Monday, June 27, 2016
What do you get when geyser meets gravel? This stuff, which I am calling packed tarsands, a suitably Albertan moniker for this kind of road surface. Although real tarsands are a naturally occurring phenomenon, this one is human-made. It's essentially a gravel road that's been sprayed with oil (the stuff is so cheap around here these days, why not use it as road spray?) and then packed down hard by traffic and baked in the sun It makes for a remarkably smooth, dust-free (boo-hoo) surface. The only problem is the sun. On hot days, the oily gravel gets gooey; you can feel its stickiness on your tires, like you're riding through molasses. This particular gravel is unusual in that it has an unmistakable odour, a certain eau de tar. I'm not a fan of packed tarsands, any more than I am of those other Alberta tarsands. Perhaps one day the Europeans will lobby to boycott Alberta's real dirty oil.
Thursday, June 9, 2016
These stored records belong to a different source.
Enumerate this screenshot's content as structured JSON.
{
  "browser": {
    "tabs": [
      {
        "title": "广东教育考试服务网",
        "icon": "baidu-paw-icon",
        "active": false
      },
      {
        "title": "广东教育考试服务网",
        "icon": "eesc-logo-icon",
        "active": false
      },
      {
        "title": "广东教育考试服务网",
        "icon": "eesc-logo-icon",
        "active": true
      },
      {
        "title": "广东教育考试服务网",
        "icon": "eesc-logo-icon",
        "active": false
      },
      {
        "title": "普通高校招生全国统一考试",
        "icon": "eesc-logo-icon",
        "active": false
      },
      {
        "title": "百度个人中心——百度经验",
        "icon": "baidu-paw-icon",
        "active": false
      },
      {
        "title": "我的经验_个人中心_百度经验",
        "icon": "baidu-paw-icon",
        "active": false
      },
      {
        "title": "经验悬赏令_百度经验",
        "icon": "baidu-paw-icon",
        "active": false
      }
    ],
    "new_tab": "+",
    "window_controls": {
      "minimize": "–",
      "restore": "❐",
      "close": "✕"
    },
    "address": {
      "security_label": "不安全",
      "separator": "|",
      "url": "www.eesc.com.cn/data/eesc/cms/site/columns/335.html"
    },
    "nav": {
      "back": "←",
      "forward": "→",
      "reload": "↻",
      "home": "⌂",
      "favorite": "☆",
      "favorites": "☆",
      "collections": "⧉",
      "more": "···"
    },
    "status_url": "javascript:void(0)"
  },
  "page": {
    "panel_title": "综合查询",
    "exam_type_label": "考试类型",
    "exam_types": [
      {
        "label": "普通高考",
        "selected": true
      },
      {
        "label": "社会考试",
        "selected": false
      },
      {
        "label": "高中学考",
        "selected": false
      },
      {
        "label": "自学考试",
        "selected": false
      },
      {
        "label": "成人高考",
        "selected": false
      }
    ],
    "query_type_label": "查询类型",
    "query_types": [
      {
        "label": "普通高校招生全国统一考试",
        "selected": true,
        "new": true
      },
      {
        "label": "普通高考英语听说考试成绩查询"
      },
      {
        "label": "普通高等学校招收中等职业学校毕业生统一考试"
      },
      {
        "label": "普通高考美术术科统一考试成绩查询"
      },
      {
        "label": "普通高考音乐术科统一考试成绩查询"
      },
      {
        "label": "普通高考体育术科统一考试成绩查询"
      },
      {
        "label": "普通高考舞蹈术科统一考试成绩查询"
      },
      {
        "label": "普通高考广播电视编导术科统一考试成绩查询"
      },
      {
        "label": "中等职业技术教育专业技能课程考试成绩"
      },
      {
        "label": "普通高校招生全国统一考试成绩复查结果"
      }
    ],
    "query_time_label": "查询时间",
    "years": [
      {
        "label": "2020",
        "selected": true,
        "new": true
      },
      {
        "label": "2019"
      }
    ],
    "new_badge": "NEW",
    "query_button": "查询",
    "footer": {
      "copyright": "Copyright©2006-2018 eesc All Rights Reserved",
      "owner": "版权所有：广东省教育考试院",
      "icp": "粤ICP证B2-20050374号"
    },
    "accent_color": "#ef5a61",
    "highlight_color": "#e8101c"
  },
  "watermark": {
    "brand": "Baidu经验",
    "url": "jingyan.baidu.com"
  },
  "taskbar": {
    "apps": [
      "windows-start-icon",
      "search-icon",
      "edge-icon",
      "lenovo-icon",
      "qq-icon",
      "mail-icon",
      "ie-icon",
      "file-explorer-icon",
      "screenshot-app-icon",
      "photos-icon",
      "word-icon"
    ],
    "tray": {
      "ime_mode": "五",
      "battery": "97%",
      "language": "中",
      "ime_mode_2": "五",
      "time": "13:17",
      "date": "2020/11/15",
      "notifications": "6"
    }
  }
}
First, came the sand flies, clouds of the tiny bastards, rising up out of the grass to greet us as we began pitching camp. Then, only minutes later, a stray dog peed on my tent. Seriously. Centennial Park Campground on Lake Joseph, about 75 km southeast of Edmonton, “The Best Kept Secret in Leduc County” (or so says the sign), was not making a good first impression. Besides which, the designation “Lake’” seems a bit generous for what is really a slough, a shallow pond that can’t be at any point as deep as my bike is tall. But all that didn’t really matter. We’d escaped the frantic city that afternoon, our bikes packed with minimal camping gear, and soon enough we (that’s Val, Penn, me, and the sandflies) were watching a long, mellow orange sunset across the “lake,” glasses of whisky and cans of Pringles on the picnic table, the campfire crackling (and its smoke baffling the flies), with plans for new cycling adventures being hatched.